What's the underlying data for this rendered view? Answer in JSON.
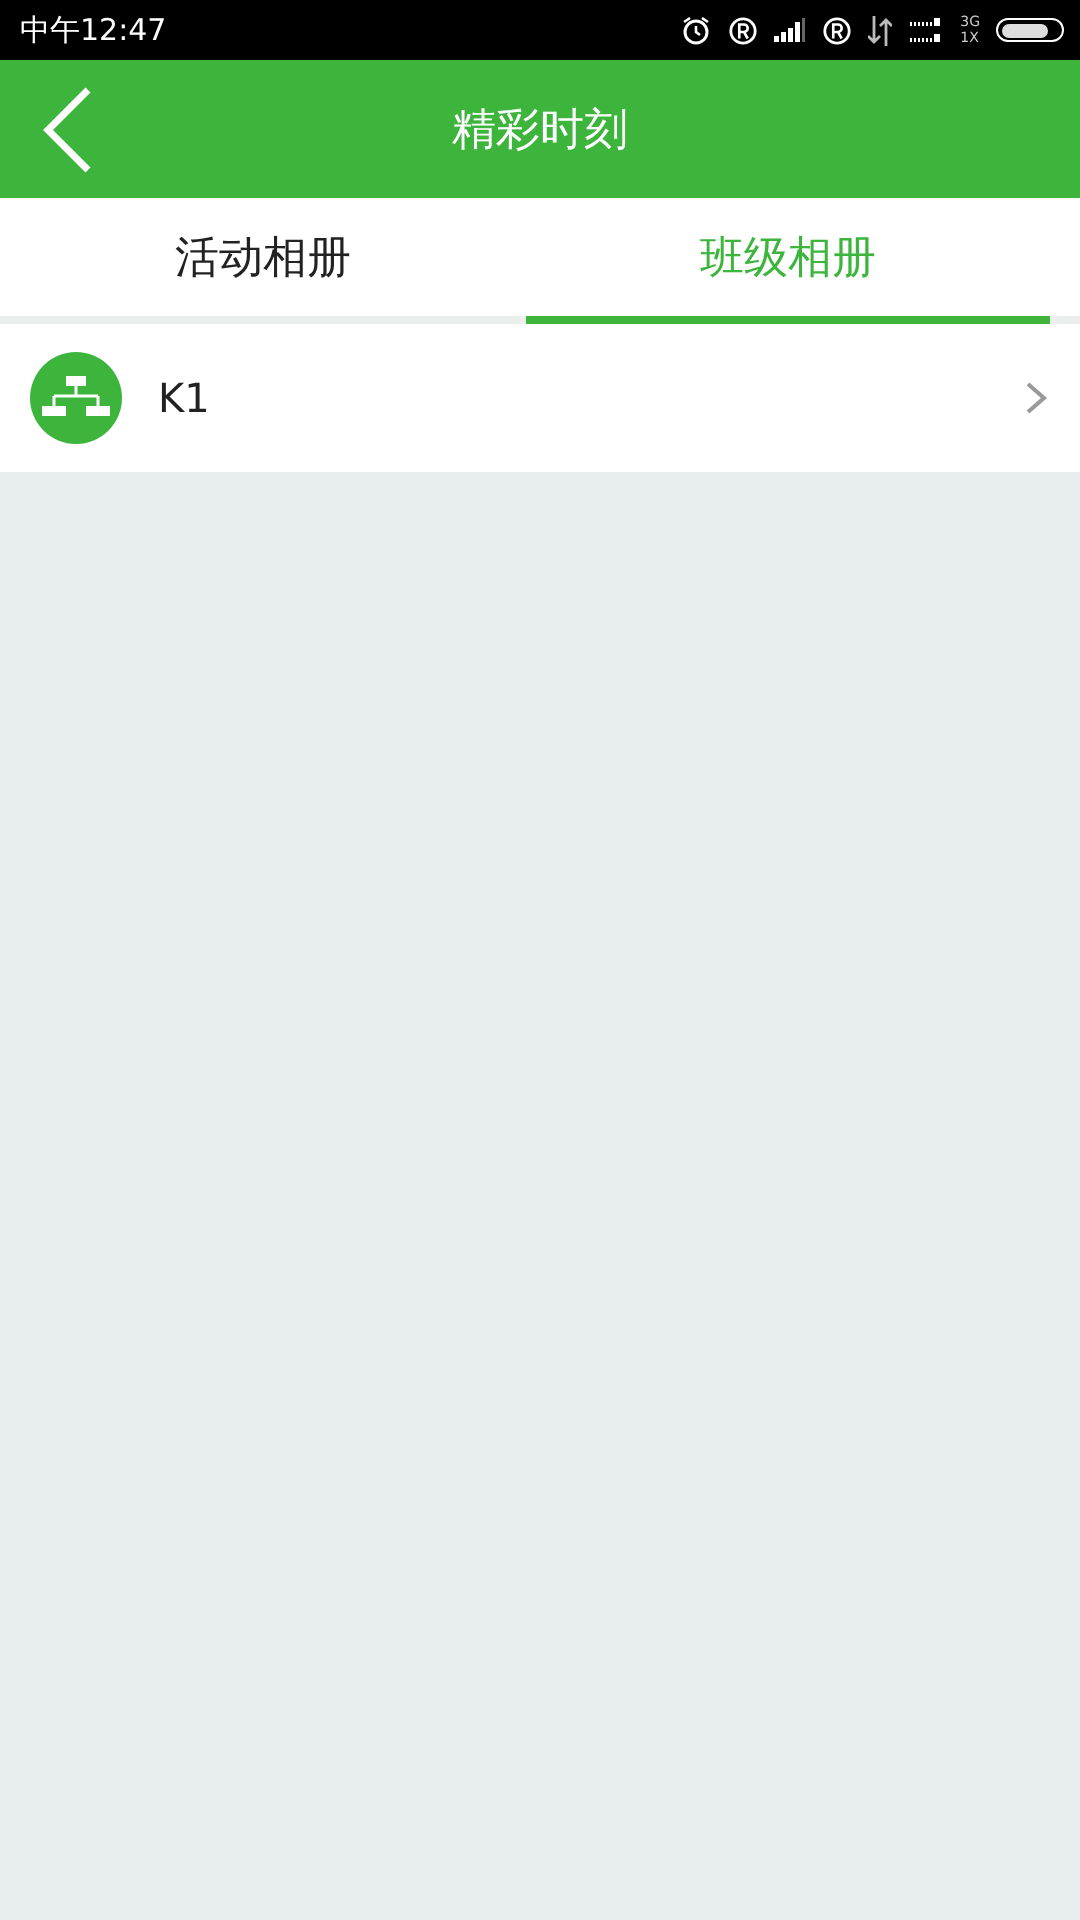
{
  "status_bar": {
    "time": "中午12:47",
    "network_top": "3G",
    "network_bottom": "1X"
  },
  "header": {
    "title": "精彩时刻"
  },
  "tabs": [
    {
      "label": "活动相册",
      "selected": false
    },
    {
      "label": "班级相册",
      "selected": true
    }
  ],
  "items": [
    {
      "name": "K1"
    }
  ]
}
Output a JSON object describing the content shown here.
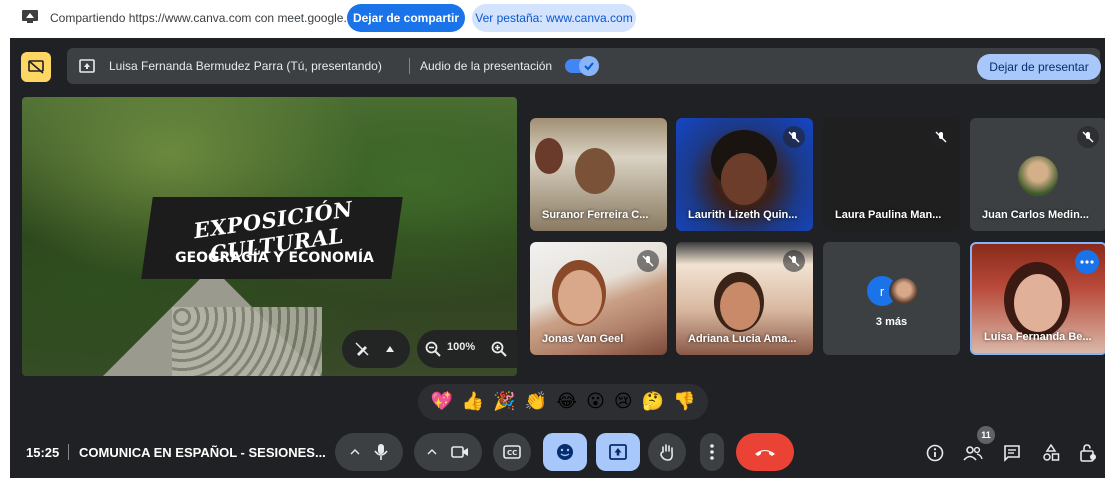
{
  "share_bar": {
    "sharing_text": "Compartiendo https://www.canva.com con meet.google.com",
    "stop_sharing_label": "Dejar de compartir",
    "view_tab_label": "Ver pestaña: www.canva.com"
  },
  "presentation_bar": {
    "presenter_text": "Luisa Fernanda Bermudez Parra (Tú, presentando)",
    "audio_label": "Audio de la presentación",
    "audio_enabled": true,
    "stop_presenting_label": "Dejar de presentar"
  },
  "slide": {
    "title": "EXPOSICIÓN CULTURAL",
    "subtitle": "GEOGRAGÍA Y ECONOMÍA",
    "zoom_level": "100%"
  },
  "participants": [
    {
      "name": "Suranor Ferreira C...",
      "muted": false
    },
    {
      "name": "Laurith Lizeth Quin...",
      "muted": true
    },
    {
      "name": "Laura Paulina Man...",
      "muted": true
    },
    {
      "name": "Juan Carlos Medin...",
      "muted": true
    },
    {
      "name": "Jonas Van Geel",
      "muted": true
    },
    {
      "name": "Adriana Lucia Ama...",
      "muted": true
    },
    {
      "name": "3 más",
      "avatar_letter": "r"
    },
    {
      "name": "Luisa Fernanda Be...",
      "muted": false
    }
  ],
  "reactions": [
    "💖",
    "👍",
    "🎉",
    "👏",
    "😂",
    "😮",
    "😢",
    "🤔",
    "👎"
  ],
  "bottom_bar": {
    "time": "15:25",
    "meeting_name": "COMUNICA EN ESPAÑOL - SESIONES...",
    "participant_count": "11"
  },
  "colors": {
    "meet_background": "#202124",
    "accent_blue": "#1a73e8",
    "leave_red": "#ea4335",
    "active_control": "#a8c7fa"
  }
}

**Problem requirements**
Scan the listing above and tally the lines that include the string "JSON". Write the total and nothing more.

**Exercise output**
2